BRIAN: Yeah and stereoscopic imaging has been my passion for a long time because it gives you such an incredible feeling of being there. IT gives you an intuitive idea of what the terrain’s like. So this all began for me when I sent some of our stereo images that we’d made from the data that had come back already from the spacecraft as it was orbiting Bennu, so I put some of these stereos together with my wonderful collaborator, Claudia Manzoni. We sent them to Dante who’s the Chief Scientific Officer of the project, if you like, and he was amazed because they were looking for a safe place to land and it was much more difficult than they’d anticipated. They thought they were going to land on a solid body like the Moon and they could just bump down take the sample and go away.
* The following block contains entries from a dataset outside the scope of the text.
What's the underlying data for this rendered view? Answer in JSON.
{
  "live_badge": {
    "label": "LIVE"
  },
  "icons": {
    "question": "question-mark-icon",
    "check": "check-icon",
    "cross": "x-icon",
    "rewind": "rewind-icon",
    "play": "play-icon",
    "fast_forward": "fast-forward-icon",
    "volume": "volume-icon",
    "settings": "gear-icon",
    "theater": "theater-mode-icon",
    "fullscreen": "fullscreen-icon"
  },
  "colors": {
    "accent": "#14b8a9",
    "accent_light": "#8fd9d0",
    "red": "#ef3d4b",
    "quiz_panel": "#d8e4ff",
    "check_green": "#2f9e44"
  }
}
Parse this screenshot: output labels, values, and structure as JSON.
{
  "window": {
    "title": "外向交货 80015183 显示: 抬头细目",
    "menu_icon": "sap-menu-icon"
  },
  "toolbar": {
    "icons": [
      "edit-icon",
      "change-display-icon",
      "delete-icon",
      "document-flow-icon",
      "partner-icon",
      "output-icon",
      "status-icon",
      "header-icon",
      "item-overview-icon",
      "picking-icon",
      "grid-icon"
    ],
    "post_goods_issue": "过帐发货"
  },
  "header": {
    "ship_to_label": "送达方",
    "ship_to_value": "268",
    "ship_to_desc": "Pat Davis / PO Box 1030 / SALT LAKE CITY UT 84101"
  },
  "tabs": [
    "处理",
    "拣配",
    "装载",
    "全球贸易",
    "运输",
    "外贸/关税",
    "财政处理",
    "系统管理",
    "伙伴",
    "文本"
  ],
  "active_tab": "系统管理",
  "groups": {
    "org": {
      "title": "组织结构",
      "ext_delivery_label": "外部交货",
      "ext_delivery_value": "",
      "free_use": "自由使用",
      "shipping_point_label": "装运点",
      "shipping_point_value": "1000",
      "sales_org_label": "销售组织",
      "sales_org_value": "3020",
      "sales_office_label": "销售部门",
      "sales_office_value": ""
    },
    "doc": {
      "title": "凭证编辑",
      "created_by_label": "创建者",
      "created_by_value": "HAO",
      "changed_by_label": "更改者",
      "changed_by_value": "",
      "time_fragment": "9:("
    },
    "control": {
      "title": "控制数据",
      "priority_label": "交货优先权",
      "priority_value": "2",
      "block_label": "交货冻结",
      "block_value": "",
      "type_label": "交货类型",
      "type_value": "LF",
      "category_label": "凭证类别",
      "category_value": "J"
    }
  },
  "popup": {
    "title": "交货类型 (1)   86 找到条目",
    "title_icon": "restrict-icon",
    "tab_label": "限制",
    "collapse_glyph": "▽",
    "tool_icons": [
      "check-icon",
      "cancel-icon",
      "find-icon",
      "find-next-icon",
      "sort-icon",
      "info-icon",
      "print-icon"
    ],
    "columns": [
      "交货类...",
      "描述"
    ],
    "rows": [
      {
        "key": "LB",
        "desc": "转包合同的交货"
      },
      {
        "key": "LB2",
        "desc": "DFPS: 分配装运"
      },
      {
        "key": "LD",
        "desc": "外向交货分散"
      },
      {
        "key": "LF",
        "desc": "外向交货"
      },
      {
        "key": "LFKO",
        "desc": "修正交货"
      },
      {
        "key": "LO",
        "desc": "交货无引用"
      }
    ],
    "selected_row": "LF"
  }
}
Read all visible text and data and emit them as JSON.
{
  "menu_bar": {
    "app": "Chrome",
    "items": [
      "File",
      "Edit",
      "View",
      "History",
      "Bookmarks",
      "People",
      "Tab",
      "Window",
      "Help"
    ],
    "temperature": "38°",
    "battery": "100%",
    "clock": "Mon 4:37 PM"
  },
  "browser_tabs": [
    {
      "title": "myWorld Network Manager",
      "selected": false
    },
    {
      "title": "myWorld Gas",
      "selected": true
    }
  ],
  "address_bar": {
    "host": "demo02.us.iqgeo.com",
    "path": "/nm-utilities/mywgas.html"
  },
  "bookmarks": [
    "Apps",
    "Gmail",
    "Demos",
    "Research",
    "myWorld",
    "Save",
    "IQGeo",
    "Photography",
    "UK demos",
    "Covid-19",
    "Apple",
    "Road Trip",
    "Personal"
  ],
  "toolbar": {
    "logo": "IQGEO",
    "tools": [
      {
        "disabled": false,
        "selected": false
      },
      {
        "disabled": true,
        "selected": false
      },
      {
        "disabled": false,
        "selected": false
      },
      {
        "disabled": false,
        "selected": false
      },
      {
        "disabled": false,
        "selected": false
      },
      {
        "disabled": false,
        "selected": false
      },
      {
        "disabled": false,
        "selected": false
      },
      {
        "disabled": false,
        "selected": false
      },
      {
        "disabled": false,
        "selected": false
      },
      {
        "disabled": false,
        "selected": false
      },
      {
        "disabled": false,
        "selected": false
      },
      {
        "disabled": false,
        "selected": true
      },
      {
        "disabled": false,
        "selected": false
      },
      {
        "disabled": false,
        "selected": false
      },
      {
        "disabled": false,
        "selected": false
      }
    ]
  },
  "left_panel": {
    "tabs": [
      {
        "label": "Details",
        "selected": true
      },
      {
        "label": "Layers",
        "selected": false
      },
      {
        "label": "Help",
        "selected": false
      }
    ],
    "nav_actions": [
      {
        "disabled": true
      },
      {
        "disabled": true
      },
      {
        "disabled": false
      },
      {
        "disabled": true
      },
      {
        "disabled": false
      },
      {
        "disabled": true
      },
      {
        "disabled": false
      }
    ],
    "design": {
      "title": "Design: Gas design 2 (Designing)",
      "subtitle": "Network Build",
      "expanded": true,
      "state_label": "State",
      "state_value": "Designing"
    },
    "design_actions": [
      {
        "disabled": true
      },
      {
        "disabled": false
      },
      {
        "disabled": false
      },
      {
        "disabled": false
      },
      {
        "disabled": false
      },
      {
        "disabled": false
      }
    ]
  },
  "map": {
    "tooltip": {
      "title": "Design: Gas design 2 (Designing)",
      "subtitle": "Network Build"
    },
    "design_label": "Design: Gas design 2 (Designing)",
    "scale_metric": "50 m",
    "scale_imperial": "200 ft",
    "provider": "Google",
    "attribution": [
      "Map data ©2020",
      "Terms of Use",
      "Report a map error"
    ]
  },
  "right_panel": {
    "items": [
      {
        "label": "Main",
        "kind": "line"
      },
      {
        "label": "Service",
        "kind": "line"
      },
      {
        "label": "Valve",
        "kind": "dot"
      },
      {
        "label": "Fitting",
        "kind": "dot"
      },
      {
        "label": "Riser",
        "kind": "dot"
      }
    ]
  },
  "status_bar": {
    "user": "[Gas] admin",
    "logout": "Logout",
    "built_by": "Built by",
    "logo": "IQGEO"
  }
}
What in fact they found was a rubble pile, which is not a term of abuse. It’s an actual scientific designation now, It’s a pile of rubble very loosely held together by gravity so there was a real risk that the spacecraft may land and topple over. We had to find a safe spot. So stereoscopic Imaging suddenly gave them a nice intuitive view of the possible landing spots.

CH4: And just briefly. I mean, you’ve described in this book you’ve co-authored about the mission, asteroids are the prime bringers of life but of course they, there it is, but of course Bennu is the most dangerous asteroid, because it could in theory impact with Earth sometime in the next century, couldn’t it, wiping us all out?

BRIAN: That’s right, yes. The irony isn’t it asteroids being the bringer of life and also possibly the extinguisher of life. Yeah it probably wouldn’t extinguish life it’s not quite big enough to do that but it would make a terrible mess if it collided with Earth, so obviously the the hope is that we will be able to track its future path much more accurately thanks to this visit and avoid such a thing happening. It’s actually not that far in the future. It’s only a couple of hundred years’ time that it will come very very close to the Earth, yea, and after that nobody can predict it because it’s a many body problem which can’t be solved so it may impact us and. you know, deflecting it is not as easy as it might seem.

CH4: Well, I hope it’s not another one bites the dust then, Savannah. Thank you very much for joining us. I’ll let you get back to your rehearsals,